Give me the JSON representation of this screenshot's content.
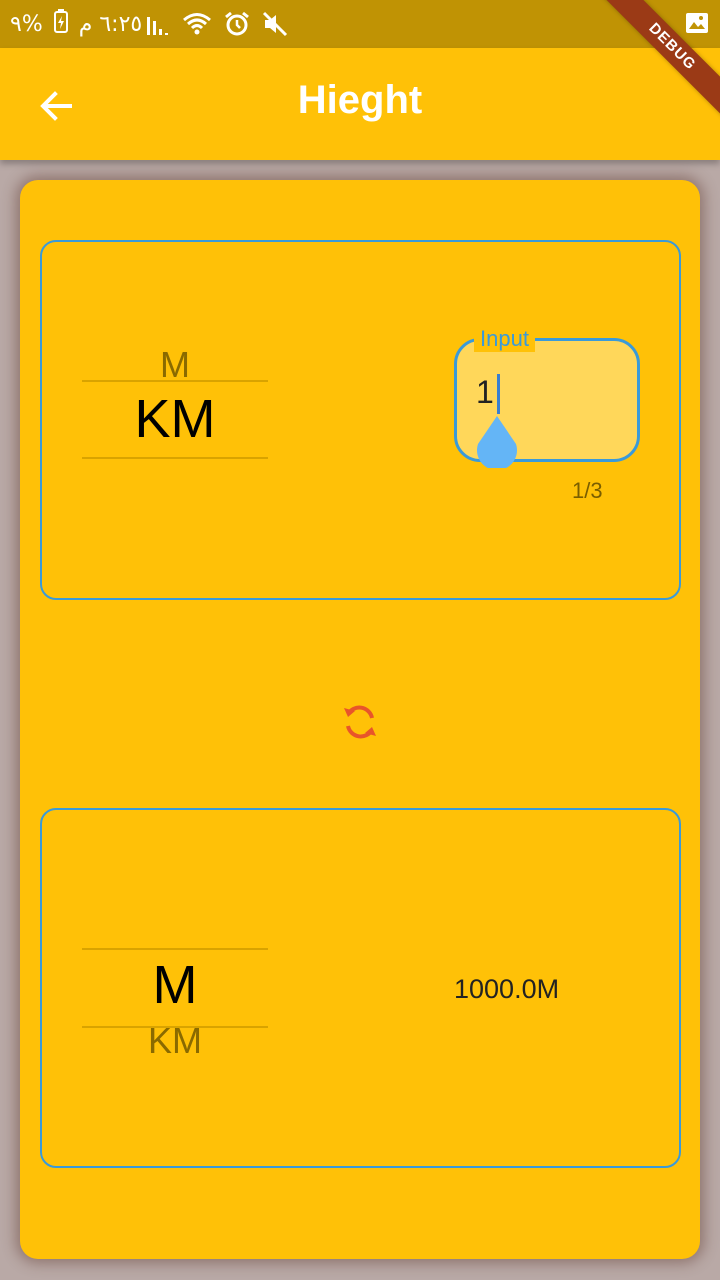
{
  "status_bar": {
    "time": "٦:٢٥ م",
    "battery": "%٩"
  },
  "debug_banner": "DEBUG",
  "app_bar": {
    "title": "Hieght"
  },
  "converter": {
    "from_picker": {
      "options": [
        "M",
        "KM"
      ],
      "selected": "KM"
    },
    "input": {
      "label": "Input",
      "value": "1",
      "counter": "1/3"
    },
    "to_picker": {
      "options": [
        "M",
        "KM"
      ],
      "selected": "M"
    },
    "result": "1000.0M"
  },
  "colors": {
    "primary": "#ffc107",
    "status_bar": "#c09304",
    "border": "#3a9ad9",
    "swap_icon": "#e8552a",
    "debug_ribbon": "#9b3a16"
  }
}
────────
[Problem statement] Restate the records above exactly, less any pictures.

[Exercise result]
Give me the JSON representation of this screenshot's content.
{
  "status_bar": {
    "time": "٦:٢٥ م",
    "battery": "%٩"
  },
  "debug_banner": "DEBUG",
  "app_bar": {
    "title": "Hieght"
  },
  "converter": {
    "from_picker": {
      "options": [
        "M",
        "KM"
      ],
      "selected": "KM"
    },
    "input": {
      "label": "Input",
      "value": "1",
      "counter": "1/3"
    },
    "to_picker": {
      "options": [
        "M",
        "KM"
      ],
      "selected": "M"
    },
    "result": "1000.0M"
  },
  "colors": {
    "primary": "#ffc107",
    "status_bar": "#c09304",
    "border": "#3a9ad9",
    "swap_icon": "#e8552a",
    "debug_ribbon": "#9b3a16"
  }
}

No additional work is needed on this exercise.